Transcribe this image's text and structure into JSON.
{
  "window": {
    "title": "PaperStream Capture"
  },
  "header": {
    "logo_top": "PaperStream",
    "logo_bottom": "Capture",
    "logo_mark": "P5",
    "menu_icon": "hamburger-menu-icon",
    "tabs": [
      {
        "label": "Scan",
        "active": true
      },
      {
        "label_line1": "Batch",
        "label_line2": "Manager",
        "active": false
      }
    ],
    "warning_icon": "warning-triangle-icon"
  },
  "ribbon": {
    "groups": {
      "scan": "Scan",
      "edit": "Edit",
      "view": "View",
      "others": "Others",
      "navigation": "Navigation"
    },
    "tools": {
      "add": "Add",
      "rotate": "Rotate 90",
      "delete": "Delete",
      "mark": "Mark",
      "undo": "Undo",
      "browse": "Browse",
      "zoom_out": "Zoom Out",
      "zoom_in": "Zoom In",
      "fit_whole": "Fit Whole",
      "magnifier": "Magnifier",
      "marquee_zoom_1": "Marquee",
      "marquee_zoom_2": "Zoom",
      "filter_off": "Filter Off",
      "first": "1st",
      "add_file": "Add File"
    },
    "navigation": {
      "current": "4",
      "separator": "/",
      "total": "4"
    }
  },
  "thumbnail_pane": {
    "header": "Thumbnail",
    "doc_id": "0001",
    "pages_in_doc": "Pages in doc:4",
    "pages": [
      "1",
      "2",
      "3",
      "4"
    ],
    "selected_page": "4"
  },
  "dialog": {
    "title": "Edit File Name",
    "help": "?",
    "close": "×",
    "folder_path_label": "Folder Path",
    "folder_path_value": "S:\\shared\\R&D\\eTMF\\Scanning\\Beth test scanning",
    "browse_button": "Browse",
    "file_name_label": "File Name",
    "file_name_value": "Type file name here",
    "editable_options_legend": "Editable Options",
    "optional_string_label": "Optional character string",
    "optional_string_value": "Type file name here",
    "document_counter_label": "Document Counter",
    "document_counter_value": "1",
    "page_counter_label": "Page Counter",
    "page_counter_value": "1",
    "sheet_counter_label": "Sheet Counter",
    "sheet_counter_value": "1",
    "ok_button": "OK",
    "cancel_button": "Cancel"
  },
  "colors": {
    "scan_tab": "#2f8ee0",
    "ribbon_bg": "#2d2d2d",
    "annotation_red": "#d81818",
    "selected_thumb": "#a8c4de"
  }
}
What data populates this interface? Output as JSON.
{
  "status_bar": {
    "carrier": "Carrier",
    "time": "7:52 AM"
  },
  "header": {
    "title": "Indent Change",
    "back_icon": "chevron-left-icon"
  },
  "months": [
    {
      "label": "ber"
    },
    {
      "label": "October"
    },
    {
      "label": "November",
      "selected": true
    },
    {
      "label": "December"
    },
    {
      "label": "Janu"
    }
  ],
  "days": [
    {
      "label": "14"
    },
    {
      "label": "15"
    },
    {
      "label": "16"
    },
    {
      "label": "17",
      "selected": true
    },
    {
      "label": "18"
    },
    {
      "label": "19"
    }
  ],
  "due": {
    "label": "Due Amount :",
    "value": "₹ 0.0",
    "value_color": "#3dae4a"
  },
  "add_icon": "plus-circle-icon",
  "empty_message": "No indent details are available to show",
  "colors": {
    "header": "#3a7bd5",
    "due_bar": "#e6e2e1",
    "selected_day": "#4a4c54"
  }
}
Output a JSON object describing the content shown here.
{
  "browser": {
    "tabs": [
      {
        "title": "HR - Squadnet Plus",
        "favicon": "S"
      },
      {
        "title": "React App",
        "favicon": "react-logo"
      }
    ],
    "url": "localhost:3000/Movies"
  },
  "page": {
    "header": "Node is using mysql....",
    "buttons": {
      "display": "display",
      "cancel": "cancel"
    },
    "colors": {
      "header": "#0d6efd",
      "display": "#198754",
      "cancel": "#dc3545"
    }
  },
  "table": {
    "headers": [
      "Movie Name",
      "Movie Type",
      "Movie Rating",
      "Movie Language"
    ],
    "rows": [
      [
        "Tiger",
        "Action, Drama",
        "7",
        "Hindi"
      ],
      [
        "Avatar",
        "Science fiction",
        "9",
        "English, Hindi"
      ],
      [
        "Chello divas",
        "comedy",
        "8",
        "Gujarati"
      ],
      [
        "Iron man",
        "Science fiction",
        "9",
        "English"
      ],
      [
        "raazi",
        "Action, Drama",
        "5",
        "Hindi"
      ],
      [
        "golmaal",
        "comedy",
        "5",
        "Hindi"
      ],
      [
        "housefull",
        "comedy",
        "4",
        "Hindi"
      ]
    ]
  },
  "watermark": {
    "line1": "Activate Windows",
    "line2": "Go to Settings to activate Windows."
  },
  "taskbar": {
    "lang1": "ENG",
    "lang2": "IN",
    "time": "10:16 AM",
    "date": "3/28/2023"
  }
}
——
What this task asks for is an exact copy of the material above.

Transcribe this image's text and structure into JSON.
{
  "window": {
    "title": "PaperStream Capture"
  },
  "header": {
    "logo_top": "PaperStream",
    "logo_bottom": "Capture",
    "logo_mark": "P5",
    "menu_icon": "hamburger-menu-icon",
    "tabs": [
      {
        "label": "Scan",
        "active": true
      },
      {
        "label_line1": "Batch",
        "label_line2": "Manager",
        "active": false
      }
    ],
    "warning_icon": "warning-triangle-icon"
  },
  "ribbon": {
    "groups": {
      "scan": "Scan",
      "edit": "Edit",
      "view": "View",
      "others": "Others",
      "navigation": "Navigation"
    },
    "tools": {
      "add": "Add",
      "rotate": "Rotate 90",
      "delete": "Delete",
      "mark": "Mark",
      "undo": "Undo",
      "browse": "Browse",
      "zoom_out": "Zoom Out",
      "zoom_in": "Zoom In",
      "fit_whole": "Fit Whole",
      "magnifier": "Magnifier",
      "marquee_zoom_1": "Marquee",
      "marquee_zoom_2": "Zoom",
      "filter_off": "Filter Off",
      "first": "1st",
      "add_file": "Add File"
    },
    "navigation": {
      "current": "4",
      "separator": "/",
      "total": "4"
    }
  },
  "thumbnail_pane": {
    "header": "Thumbnail",
    "doc_id": "0001",
    "pages_in_doc": "Pages in doc:4",
    "pages": [
      "1",
      "2",
      "3",
      "4"
    ],
    "selected_page": "4"
  },
  "dialog": {
    "title": "Edit File Name",
    "help": "?",
    "close": "×",
    "folder_path_label": "Folder Path",
    "folder_path_value": "S:\\shared\\R&D\\eTMF\\Scanning\\Beth test scanning",
    "browse_button": "Browse",
    "file_name_label": "File Name",
    "file_name_value": "Type file name here",
    "editable_options_legend": "Editable Options",
    "optional_string_label": "Optional character string",
    "optional_string_value": "Type file name here",
    "document_counter_label": "Document Counter",
    "document_counter_value": "1",
    "page_counter_label": "Page Counter",
    "page_counter_value": "1",
    "sheet_counter_label": "Sheet Counter",
    "sheet_counter_value": "1",
    "ok_button": "OK",
    "cancel_button": "Cancel"
  },
  "colors": {
    "scan_tab": "#2f8ee0",
    "ribbon_bg": "#2d2d2d",
    "annotation_red": "#d81818",
    "selected_thumb": "#a8c4de"
  }
}
What data populates this interface? Output as JSON.
{
  "status_bar": {
    "carrier": "Carrier",
    "time": "7:52 AM"
  },
  "header": {
    "title": "Indent Change",
    "back_icon": "chevron-left-icon"
  },
  "months": [
    {
      "label": "ber"
    },
    {
      "label": "October"
    },
    {
      "label": "November",
      "selected": true
    },
    {
      "label": "December"
    },
    {
      "label": "Janu"
    }
  ],
  "days": [
    {
      "label": "14"
    },
    {
      "label": "15"
    },
    {
      "label": "16"
    },
    {
      "label": "17",
      "selected": true
    },
    {
      "label": "18"
    },
    {
      "label": "19"
    }
  ],
  "due": {
    "label": "Due Amount :",
    "value": "₹ 0.0",
    "value_color": "#3dae4a"
  },
  "add_icon": "plus-circle-icon",
  "empty_message": "No indent details are available to show",
  "colors": {
    "header": "#3a7bd5",
    "due_bar": "#e6e2e1",
    "selected_day": "#4a4c54"
  }
}
Output a JSON object describing the content shown here.
{
  "browser": {
    "tabs": [
      {
        "title": "HR - Squadnet Plus",
        "favicon": "S"
      },
      {
        "title": "React App",
        "favicon": "react-logo"
      }
    ],
    "url": "localhost:3000/Movies"
  },
  "page": {
    "header": "Node is using mysql....",
    "buttons": {
      "display": "display",
      "cancel": "cancel"
    },
    "colors": {
      "header": "#0d6efd",
      "display": "#198754",
      "cancel": "#dc3545"
    }
  },
  "table": {
    "headers": [
      "Movie Name",
      "Movie Type",
      "Movie Rating",
      "Movie Language"
    ],
    "rows": [
      [
        "Tiger",
        "Action, Drama",
        "7",
        "Hindi"
      ],
      [
        "Avatar",
        "Science fiction",
        "9",
        "English, Hindi"
      ],
      [
        "Chello divas",
        "comedy",
        "8",
        "Gujarati"
      ],
      [
        "Iron man",
        "Science fiction",
        "9",
        "English"
      ],
      [
        "raazi",
        "Action, Drama",
        "5",
        "Hindi"
      ],
      [
        "golmaal",
        "comedy",
        "5",
        "Hindi"
      ],
      [
        "housefull",
        "comedy",
        "4",
        "Hindi"
      ]
    ]
  },
  "watermark": {
    "line1": "Activate Windows",
    "line2": "Go to Settings to activate Windows."
  },
  "taskbar": {
    "lang1": "ENG",
    "lang2": "IN",
    "time": "10:16 AM",
    "date": "3/28/2023"
  }
}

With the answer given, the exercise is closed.